Collected data
'''

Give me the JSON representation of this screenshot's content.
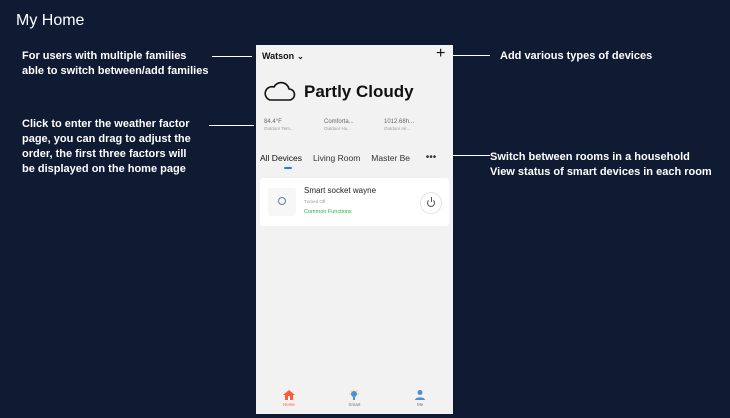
{
  "page_title": "My Home",
  "notes": {
    "families": [
      "For users with multiple families",
      "able to switch between/add families"
    ],
    "weather": [
      "Click to enter the weather factor",
      "page, you can drag to adjust the",
      "order, the first three factors will",
      "be displayed on the home page"
    ],
    "devices": [
      "Add various types of devices"
    ],
    "rooms": [
      "Switch between rooms in a household",
      "View status of smart devices in each room"
    ]
  },
  "phone": {
    "family_name": "Watson",
    "family_chevron": "⌄",
    "add_icon": "+",
    "weather": {
      "icon": "cloud-icon",
      "title": "Partly Cloudy",
      "factors": [
        {
          "value": "84.4°F",
          "label": "Outdoor Tem..."
        },
        {
          "value": "Comforta...",
          "label": "Outdoor Hu..."
        },
        {
          "value": "1012.68h...",
          "label": "Outdoor Air..."
        }
      ]
    },
    "tabs": [
      "All Devices",
      "Living Room",
      "Master Be  "
    ],
    "more_icon": "•••",
    "device": {
      "name": "Smart socket wayne",
      "status": "Turned Off",
      "functions": "Common Functions"
    },
    "nav": [
      {
        "label": "Home",
        "icon": "home-icon"
      },
      {
        "label": "Smart",
        "icon": "bulb-icon"
      },
      {
        "label": "Me",
        "icon": "person-icon"
      }
    ]
  },
  "colors": {
    "background": "#0f1a33",
    "accent": "#1a7cff",
    "home_active": "#ff5a3c",
    "functions_green": "#2ab34a"
  }
}
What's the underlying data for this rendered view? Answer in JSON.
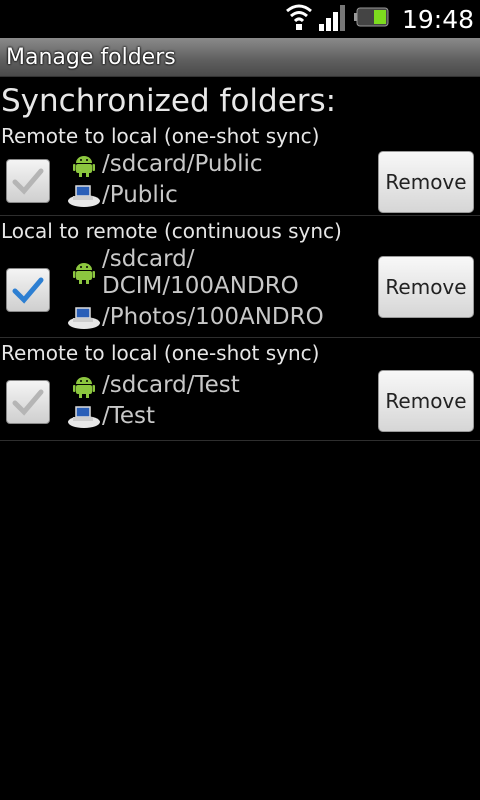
{
  "status": {
    "time": "19:48"
  },
  "title": "Manage folders",
  "heading": "Synchronized folders:",
  "rows": [
    {
      "label": "Remote to local (one-shot sync)",
      "checked": false,
      "local_path": "/sdcard/Public",
      "remote_path": "/Public",
      "remove_label": "Remove"
    },
    {
      "label": "Local to remote (continuous sync)",
      "checked": true,
      "local_path": "/sdcard/\nDCIM/100ANDRO",
      "remote_path": "/Photos/100ANDRO",
      "remove_label": "Remove"
    },
    {
      "label": "Remote to local (one-shot sync)",
      "checked": false,
      "local_path": "/sdcard/Test",
      "remote_path": "/Test",
      "remove_label": "Remove"
    }
  ],
  "colors": {
    "android_green": "#8cc63f",
    "check_blue": "#2d7fd2",
    "check_gray": "#b5b5b5"
  },
  "icons": [
    "wifi-icon",
    "signal-icon",
    "battery-icon",
    "android-icon",
    "computer-icon"
  ]
}
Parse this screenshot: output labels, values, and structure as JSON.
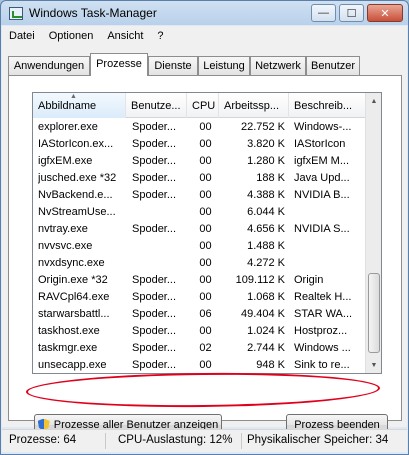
{
  "window": {
    "title": "Windows Task-Manager"
  },
  "title_buttons": {
    "minimize": "—",
    "maximize": "☐",
    "close": "✕"
  },
  "menu": [
    "Datei",
    "Optionen",
    "Ansicht",
    "?"
  ],
  "tabs": [
    "Anwendungen",
    "Prozesse",
    "Dienste",
    "Leistung",
    "Netzwerk",
    "Benutzer"
  ],
  "active_tab": "Prozesse",
  "columns": [
    "Abbildname",
    "Benutze...",
    "CPU",
    "Arbeitssp...",
    "Beschreib..."
  ],
  "sorted_column": "Abbildname",
  "rows": [
    [
      "explorer.exe",
      "Spoder...",
      "00",
      "22.752 K",
      "Windows-..."
    ],
    [
      "IAStorIcon.ex...",
      "Spoder...",
      "00",
      "3.820 K",
      "IAStorIcon"
    ],
    [
      "igfxEM.exe",
      "Spoder...",
      "00",
      "1.280 K",
      "igfxEM M..."
    ],
    [
      "jusched.exe *32",
      "Spoder...",
      "00",
      "188 K",
      "Java Upd..."
    ],
    [
      "NvBackend.e...",
      "Spoder...",
      "00",
      "4.388 K",
      "NVIDIA B..."
    ],
    [
      "NvStreamUse...",
      "",
      "00",
      "6.044 K",
      ""
    ],
    [
      "nvtray.exe",
      "Spoder...",
      "00",
      "4.656 K",
      "NVIDIA S..."
    ],
    [
      "nvvsvc.exe",
      "",
      "00",
      "1.488 K",
      ""
    ],
    [
      "nvxdsync.exe",
      "",
      "00",
      "4.272 K",
      ""
    ],
    [
      "Origin.exe *32",
      "Spoder...",
      "00",
      "109.112 K",
      "Origin"
    ],
    [
      "RAVCpl64.exe",
      "Spoder...",
      "00",
      "1.068 K",
      "Realtek H..."
    ],
    [
      "starwarsbattl...",
      "Spoder...",
      "06",
      "49.404 K",
      "STAR WA..."
    ],
    [
      "taskhost.exe",
      "Spoder...",
      "00",
      "1.024 K",
      "Hostproz..."
    ],
    [
      "taskmgr.exe",
      "Spoder...",
      "02",
      "2.744 K",
      "Windows ..."
    ],
    [
      "unsecapp.exe",
      "Spoder...",
      "00",
      "948 K",
      "Sink to re..."
    ]
  ],
  "buttons": {
    "all_users": "Prozesse aller Benutzer anzeigen",
    "end_process": "Prozess beenden"
  },
  "status": {
    "processes": "Prozesse: 64",
    "cpu": "CPU-Auslastung: 12%",
    "memory": "Physikalischer Speicher: 34"
  },
  "annotation_color": "#e0001b"
}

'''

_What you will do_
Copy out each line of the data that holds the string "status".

_Reply_
      "View status of smart devices in each room"
      "status": "Turned Off",
  "status": {
  "status": {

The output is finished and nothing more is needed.